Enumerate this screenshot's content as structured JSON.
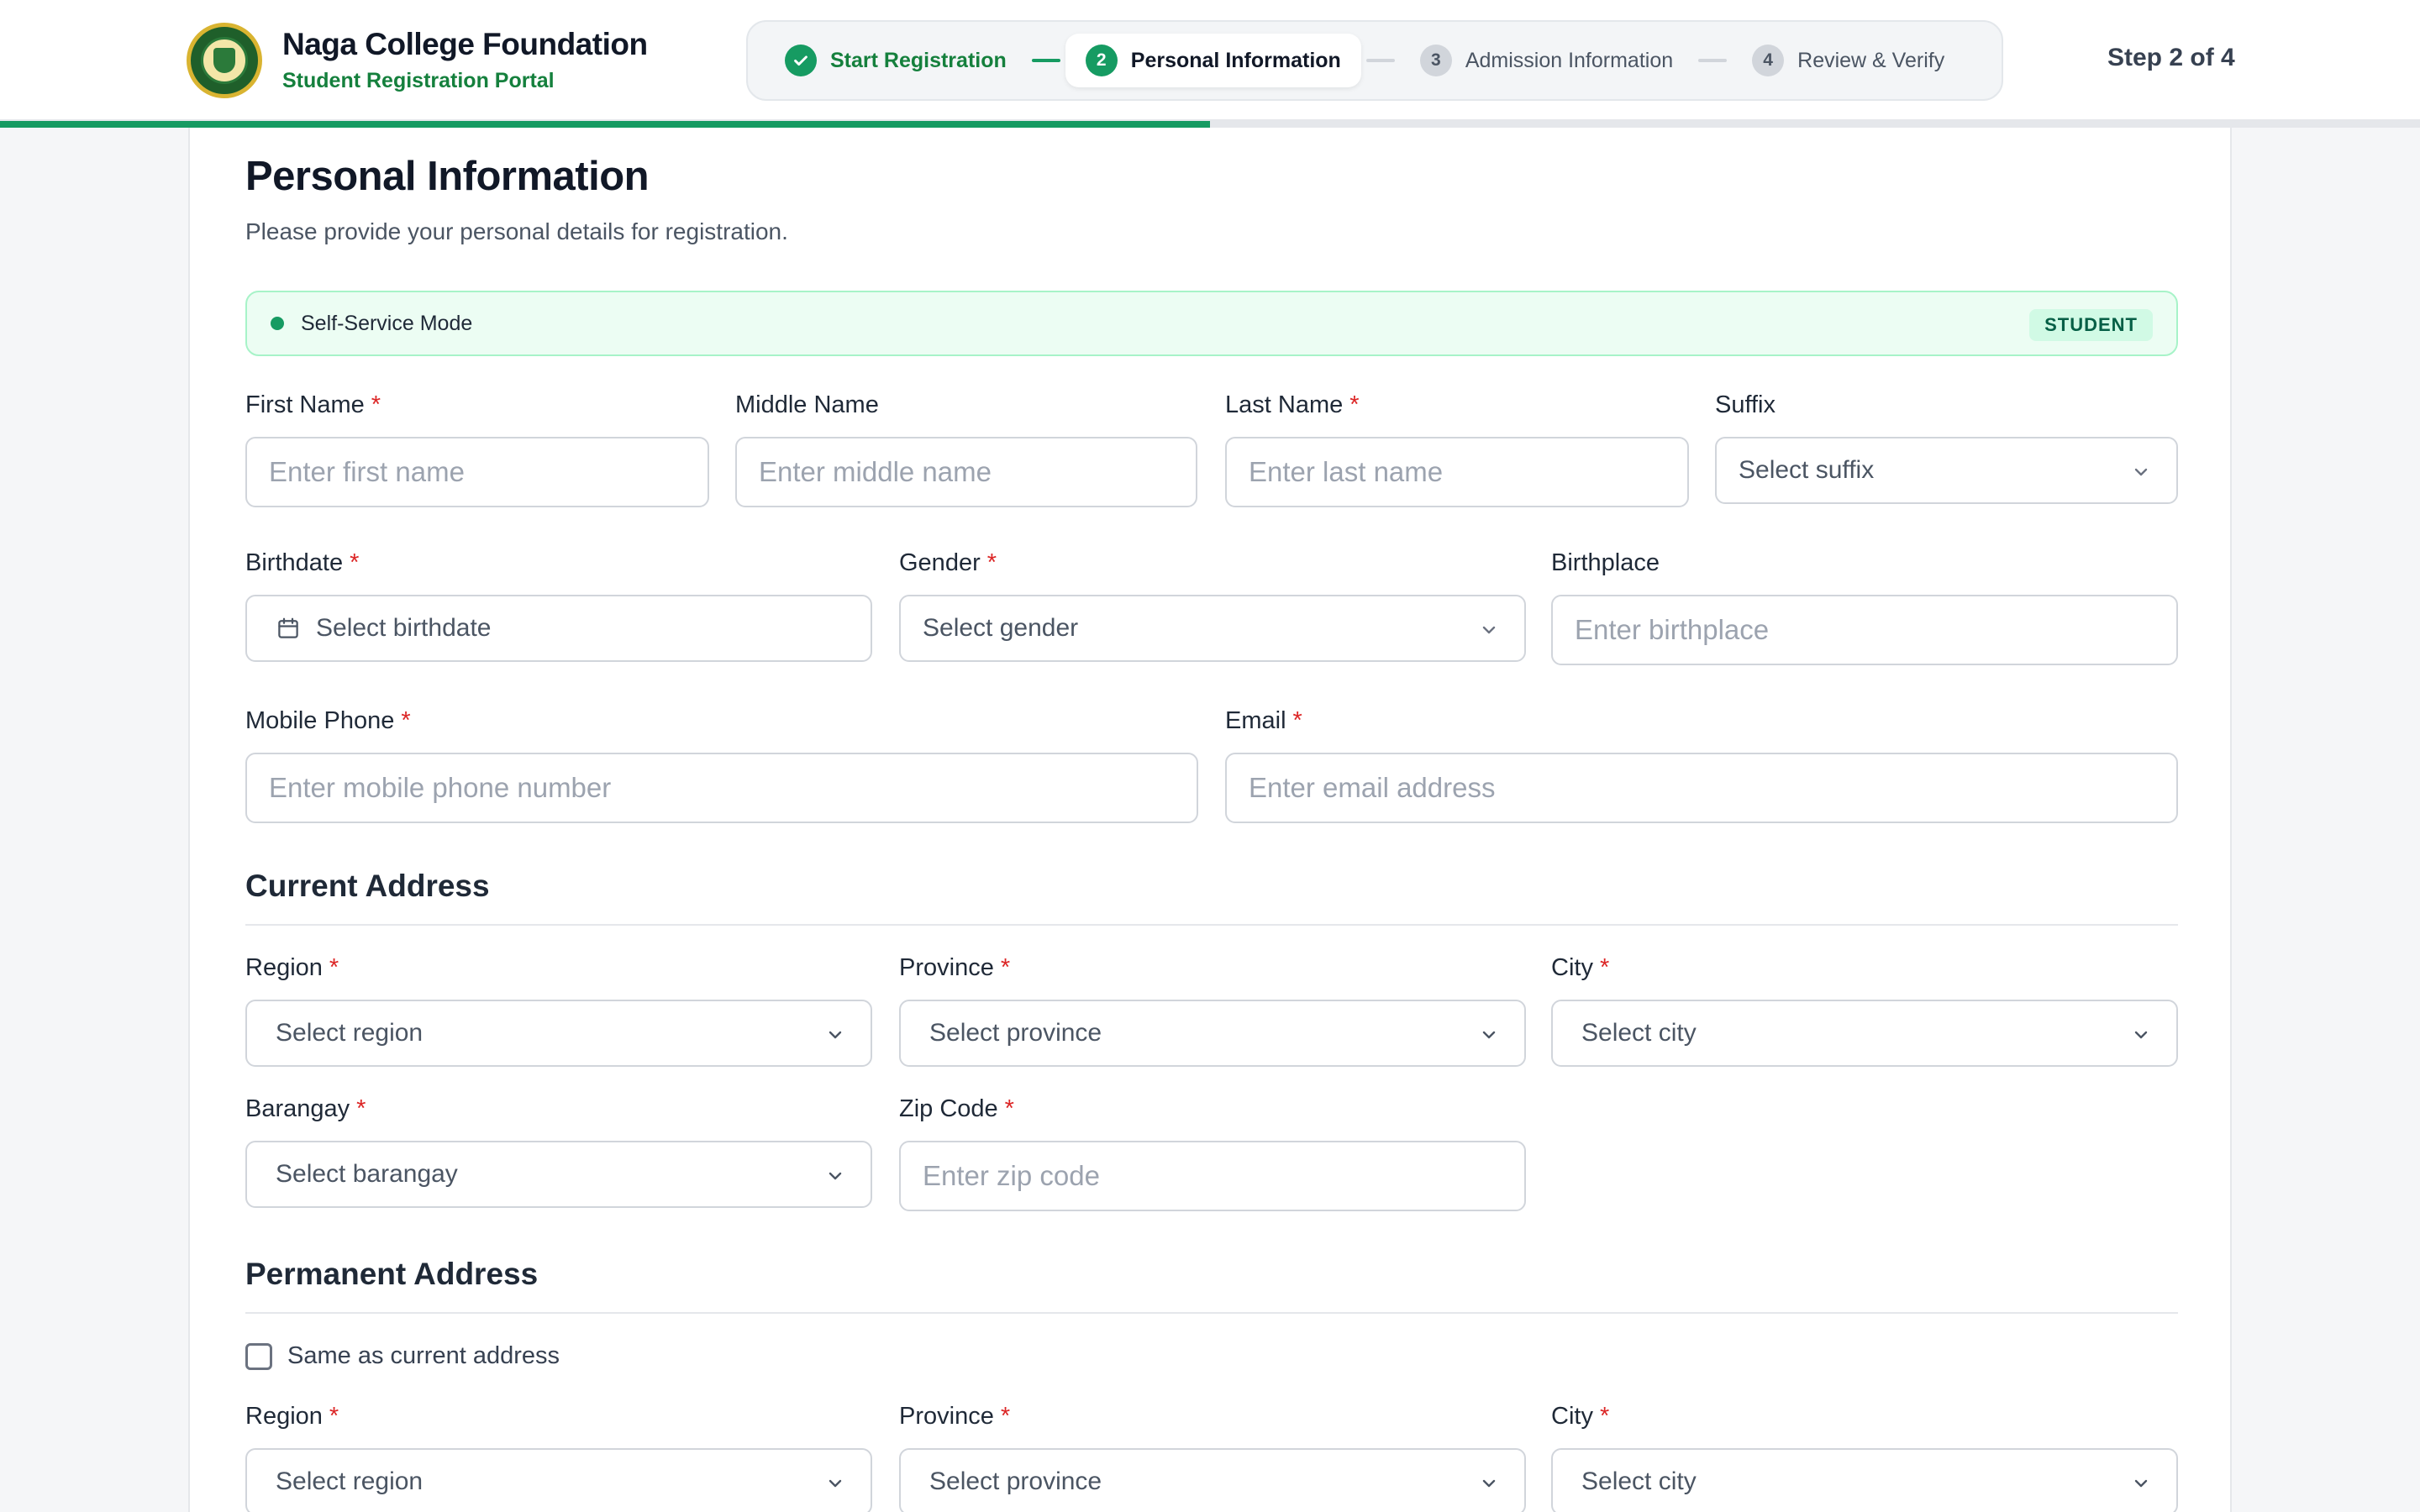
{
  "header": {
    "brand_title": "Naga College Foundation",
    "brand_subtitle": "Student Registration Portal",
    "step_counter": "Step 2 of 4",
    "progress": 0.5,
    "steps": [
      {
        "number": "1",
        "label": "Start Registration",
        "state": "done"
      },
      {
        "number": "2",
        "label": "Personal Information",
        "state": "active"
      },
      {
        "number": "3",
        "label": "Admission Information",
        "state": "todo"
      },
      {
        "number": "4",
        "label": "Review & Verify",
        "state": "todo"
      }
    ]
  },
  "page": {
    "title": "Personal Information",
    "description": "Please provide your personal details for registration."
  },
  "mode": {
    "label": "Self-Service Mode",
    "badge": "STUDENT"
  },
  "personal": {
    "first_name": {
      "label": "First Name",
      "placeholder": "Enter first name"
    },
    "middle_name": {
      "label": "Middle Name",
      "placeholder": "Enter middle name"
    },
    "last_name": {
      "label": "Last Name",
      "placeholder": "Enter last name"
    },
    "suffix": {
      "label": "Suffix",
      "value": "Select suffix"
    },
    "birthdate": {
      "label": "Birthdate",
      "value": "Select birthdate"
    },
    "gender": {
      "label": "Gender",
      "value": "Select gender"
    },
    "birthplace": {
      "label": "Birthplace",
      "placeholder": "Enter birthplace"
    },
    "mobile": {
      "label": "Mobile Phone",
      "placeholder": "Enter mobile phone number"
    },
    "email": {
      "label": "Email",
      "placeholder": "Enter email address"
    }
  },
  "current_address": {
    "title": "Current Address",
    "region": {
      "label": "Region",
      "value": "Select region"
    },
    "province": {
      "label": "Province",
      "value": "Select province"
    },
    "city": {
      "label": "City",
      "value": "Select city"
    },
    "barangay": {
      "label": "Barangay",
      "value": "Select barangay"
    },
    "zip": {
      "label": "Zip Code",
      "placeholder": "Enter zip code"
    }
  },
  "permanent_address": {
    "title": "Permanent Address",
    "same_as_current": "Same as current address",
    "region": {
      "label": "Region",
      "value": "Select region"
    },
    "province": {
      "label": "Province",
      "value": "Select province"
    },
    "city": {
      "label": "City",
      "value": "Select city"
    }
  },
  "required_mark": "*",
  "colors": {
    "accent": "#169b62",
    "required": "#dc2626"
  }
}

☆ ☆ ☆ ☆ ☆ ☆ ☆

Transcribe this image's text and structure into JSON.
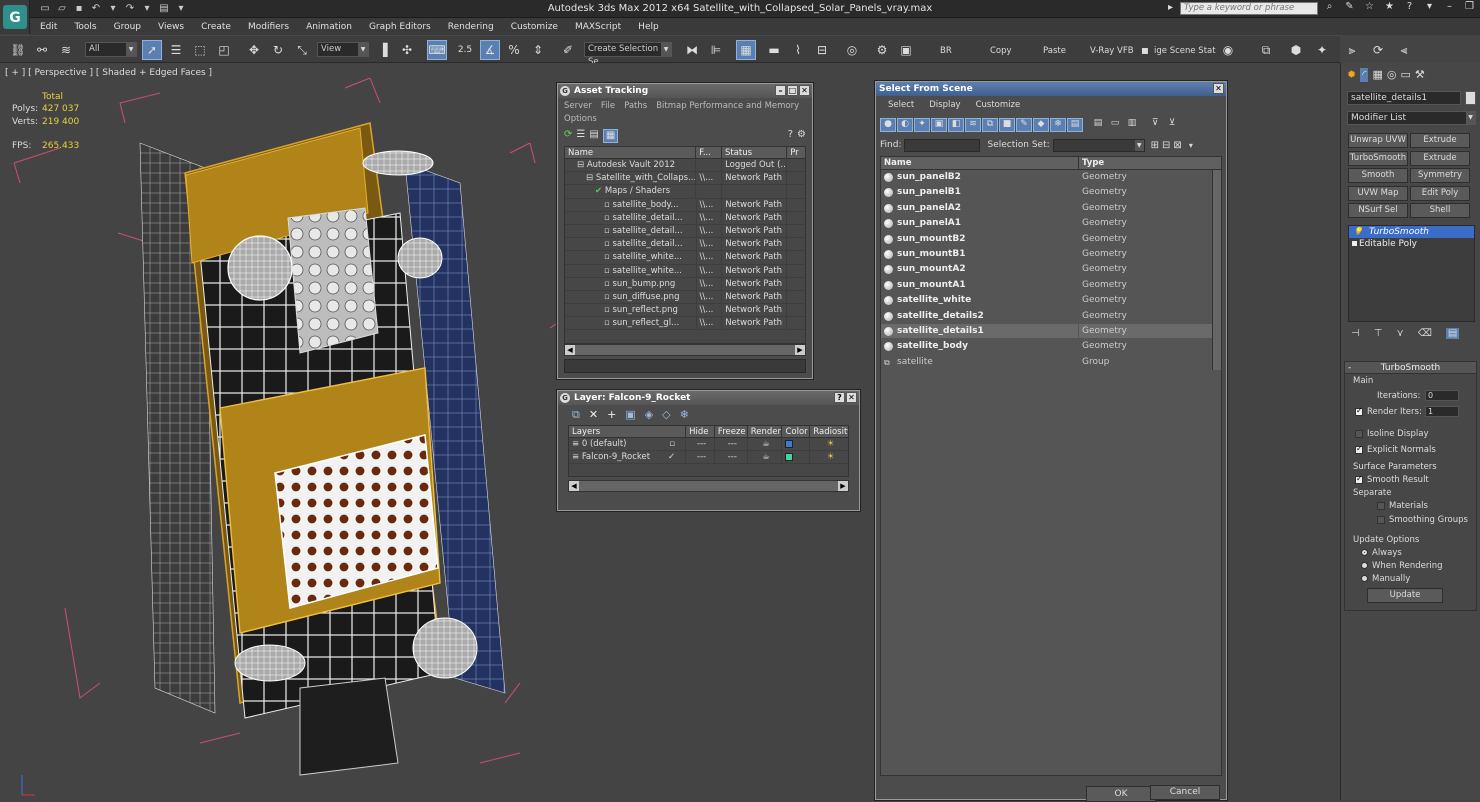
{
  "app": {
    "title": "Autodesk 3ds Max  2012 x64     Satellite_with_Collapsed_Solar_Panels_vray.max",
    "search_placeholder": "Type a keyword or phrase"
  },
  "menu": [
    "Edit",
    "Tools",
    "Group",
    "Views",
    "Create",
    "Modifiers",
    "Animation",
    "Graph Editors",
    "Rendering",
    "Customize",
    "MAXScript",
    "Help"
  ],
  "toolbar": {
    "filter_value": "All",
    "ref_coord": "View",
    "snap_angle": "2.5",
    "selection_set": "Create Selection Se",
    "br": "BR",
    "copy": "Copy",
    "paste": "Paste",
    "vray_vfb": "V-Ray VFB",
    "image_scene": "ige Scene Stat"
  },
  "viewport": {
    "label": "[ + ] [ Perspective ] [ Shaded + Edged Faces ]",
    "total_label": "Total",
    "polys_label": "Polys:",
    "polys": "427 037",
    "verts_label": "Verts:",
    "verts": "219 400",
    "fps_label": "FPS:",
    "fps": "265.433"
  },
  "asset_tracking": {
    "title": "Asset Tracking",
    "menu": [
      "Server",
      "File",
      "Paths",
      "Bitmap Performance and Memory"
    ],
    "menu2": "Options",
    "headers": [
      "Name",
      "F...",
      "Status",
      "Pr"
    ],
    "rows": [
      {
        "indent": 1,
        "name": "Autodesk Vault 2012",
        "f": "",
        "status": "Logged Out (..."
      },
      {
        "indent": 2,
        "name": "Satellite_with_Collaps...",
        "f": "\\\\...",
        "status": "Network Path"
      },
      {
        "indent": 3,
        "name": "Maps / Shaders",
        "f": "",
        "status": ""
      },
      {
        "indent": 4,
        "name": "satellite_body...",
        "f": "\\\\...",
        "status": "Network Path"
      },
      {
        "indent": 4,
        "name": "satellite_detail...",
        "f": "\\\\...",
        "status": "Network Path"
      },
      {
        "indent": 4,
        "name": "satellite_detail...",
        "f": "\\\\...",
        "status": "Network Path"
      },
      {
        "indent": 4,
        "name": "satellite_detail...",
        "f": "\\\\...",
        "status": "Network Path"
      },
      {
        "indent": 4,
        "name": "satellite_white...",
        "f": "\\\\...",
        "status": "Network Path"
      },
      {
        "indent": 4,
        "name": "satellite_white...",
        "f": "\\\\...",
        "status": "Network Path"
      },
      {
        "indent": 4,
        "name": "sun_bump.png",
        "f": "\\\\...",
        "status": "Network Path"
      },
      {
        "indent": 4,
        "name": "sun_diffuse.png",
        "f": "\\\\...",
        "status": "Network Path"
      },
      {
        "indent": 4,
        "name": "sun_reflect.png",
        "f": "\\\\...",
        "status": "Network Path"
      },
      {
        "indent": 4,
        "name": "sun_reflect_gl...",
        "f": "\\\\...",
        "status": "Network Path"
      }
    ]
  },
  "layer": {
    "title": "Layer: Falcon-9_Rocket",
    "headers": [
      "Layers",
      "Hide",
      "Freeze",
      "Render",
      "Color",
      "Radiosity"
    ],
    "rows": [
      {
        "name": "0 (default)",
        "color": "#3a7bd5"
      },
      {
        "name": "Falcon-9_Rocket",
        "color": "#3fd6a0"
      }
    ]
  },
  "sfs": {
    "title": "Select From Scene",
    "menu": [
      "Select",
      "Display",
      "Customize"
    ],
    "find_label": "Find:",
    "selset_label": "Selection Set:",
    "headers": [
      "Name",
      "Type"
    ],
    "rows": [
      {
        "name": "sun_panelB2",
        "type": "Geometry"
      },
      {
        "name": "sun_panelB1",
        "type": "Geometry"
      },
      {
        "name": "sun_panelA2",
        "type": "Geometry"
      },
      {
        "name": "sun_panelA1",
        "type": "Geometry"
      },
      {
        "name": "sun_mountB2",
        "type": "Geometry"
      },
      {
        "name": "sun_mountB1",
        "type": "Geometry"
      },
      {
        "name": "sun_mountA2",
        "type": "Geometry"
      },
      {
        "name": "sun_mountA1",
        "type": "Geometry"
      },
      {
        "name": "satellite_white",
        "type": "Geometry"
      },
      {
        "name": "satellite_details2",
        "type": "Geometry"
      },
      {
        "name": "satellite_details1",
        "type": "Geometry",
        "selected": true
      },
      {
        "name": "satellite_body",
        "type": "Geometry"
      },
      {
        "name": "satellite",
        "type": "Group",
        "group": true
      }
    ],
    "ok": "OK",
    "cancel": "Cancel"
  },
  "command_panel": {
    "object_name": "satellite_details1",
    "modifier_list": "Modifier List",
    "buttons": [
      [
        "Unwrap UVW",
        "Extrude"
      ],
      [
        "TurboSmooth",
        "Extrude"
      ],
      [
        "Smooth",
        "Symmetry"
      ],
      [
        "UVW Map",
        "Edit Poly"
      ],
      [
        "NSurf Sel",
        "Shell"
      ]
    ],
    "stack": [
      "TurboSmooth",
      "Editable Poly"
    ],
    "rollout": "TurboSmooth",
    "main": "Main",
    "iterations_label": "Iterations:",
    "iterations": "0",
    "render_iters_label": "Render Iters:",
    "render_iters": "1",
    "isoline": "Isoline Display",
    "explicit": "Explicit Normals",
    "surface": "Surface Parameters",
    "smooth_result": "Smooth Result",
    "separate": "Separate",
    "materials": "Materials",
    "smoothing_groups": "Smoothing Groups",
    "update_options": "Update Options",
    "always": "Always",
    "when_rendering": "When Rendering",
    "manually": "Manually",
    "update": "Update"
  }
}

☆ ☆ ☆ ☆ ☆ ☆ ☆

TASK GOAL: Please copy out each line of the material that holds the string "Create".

RESULT OF THE TASK:
    "Create",
    "selection_set": "Create Selection Se",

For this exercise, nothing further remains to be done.